**AIM OF THE EXERCISE:**
With the images set aside, retype every record below character for character.
::: STORED DATA
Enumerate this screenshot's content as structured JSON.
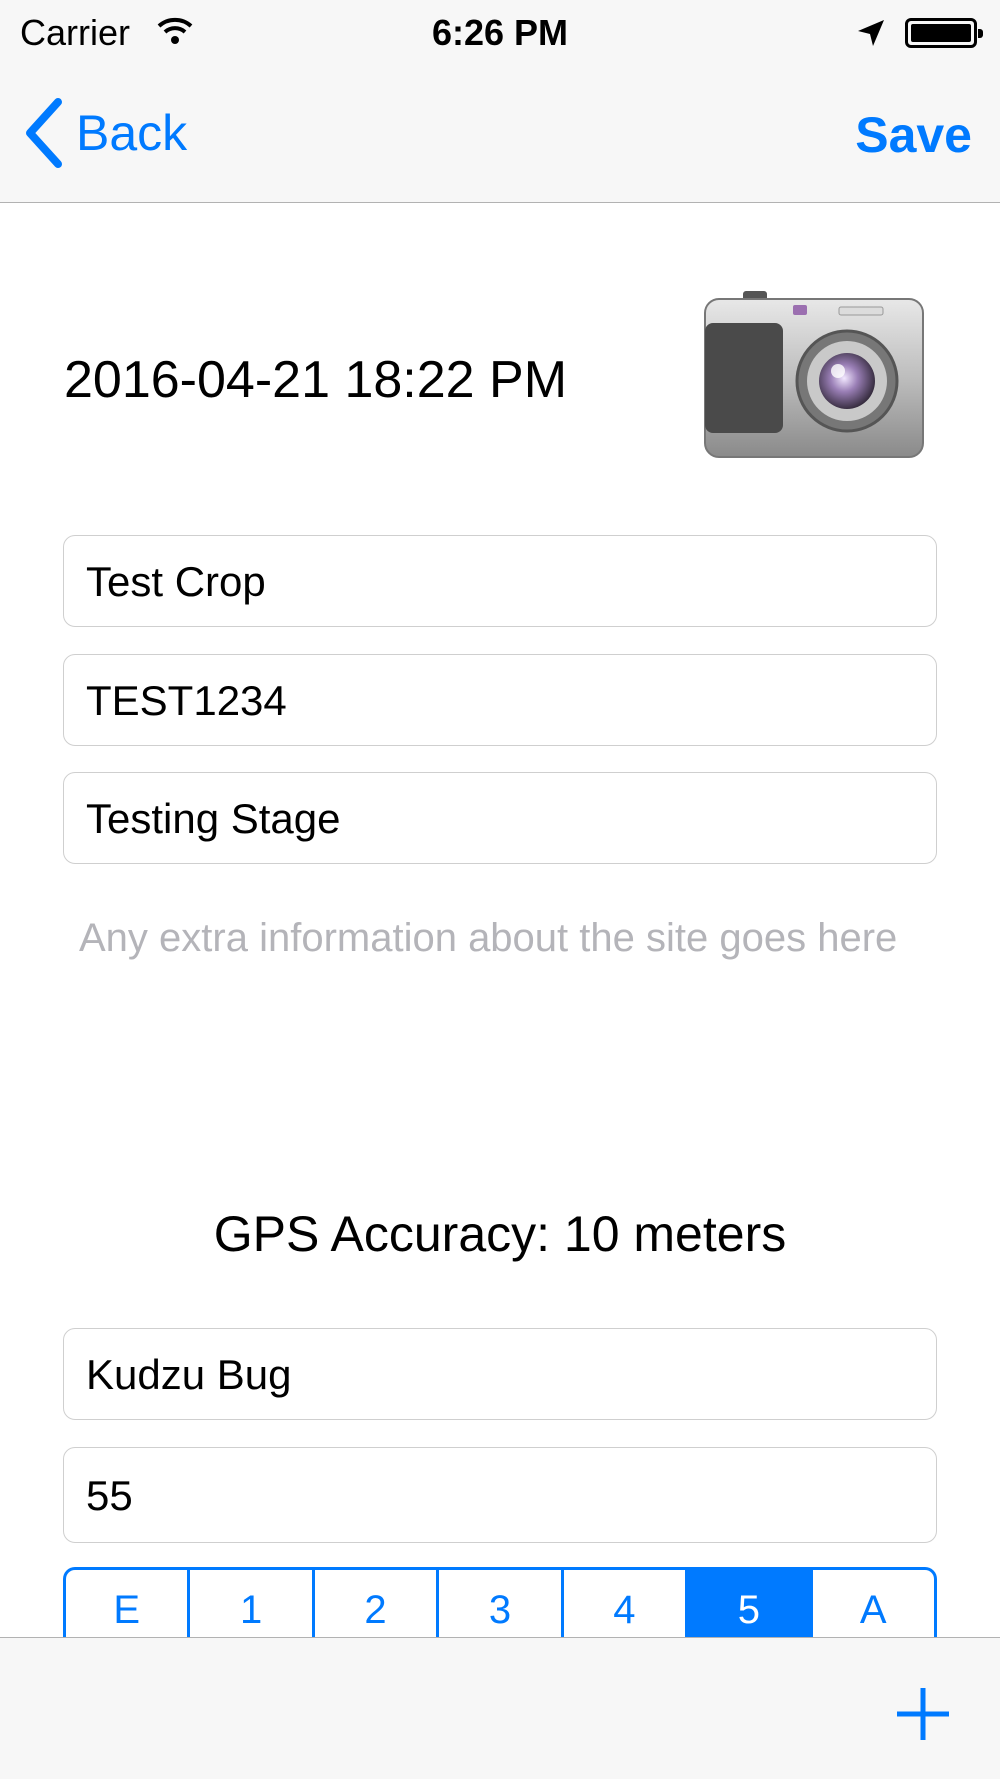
{
  "status_bar": {
    "carrier": "Carrier",
    "time": "6:26 PM"
  },
  "nav": {
    "back_label": "Back",
    "save_label": "Save"
  },
  "record": {
    "datetime": "2016-04-21 18:22 PM",
    "crop": "Test Crop",
    "code": "TEST1234",
    "stage": "Testing Stage",
    "notes_placeholder": "Any extra information about the site goes here",
    "gps_accuracy": "GPS Accuracy: 10 meters",
    "pest": "Kudzu Bug",
    "count": "55"
  },
  "segments": {
    "options": [
      "E",
      "1",
      "2",
      "3",
      "4",
      "5",
      "A"
    ],
    "selected": "5"
  },
  "colors": {
    "accent": "#007aff",
    "placeholder": "#b4b4b9",
    "bar_background": "#f7f7f7"
  },
  "icons": [
    "wifi-icon",
    "location-arrow-icon",
    "battery-icon",
    "back-chevron-icon",
    "camera-icon",
    "plus-icon"
  ]
}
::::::
**SOLUTION FOR THIS TASK:**
Enumerate this screenshot's content as structured JSON.
{
  "status_bar": {
    "carrier": "Carrier",
    "time": "6:26 PM"
  },
  "nav": {
    "back_label": "Back",
    "save_label": "Save"
  },
  "record": {
    "datetime": "2016-04-21 18:22 PM",
    "crop": "Test Crop",
    "code": "TEST1234",
    "stage": "Testing Stage",
    "notes_placeholder": "Any extra information about the site goes here",
    "gps_accuracy": "GPS Accuracy: 10 meters",
    "pest": "Kudzu Bug",
    "count": "55"
  },
  "segments": {
    "options": [
      "E",
      "1",
      "2",
      "3",
      "4",
      "5",
      "A"
    ],
    "selected": "5"
  },
  "colors": {
    "accent": "#007aff",
    "placeholder": "#b4b4b9",
    "bar_background": "#f7f7f7"
  },
  "icons": [
    "wifi-icon",
    "location-arrow-icon",
    "battery-icon",
    "back-chevron-icon",
    "camera-icon",
    "plus-icon"
  ]
}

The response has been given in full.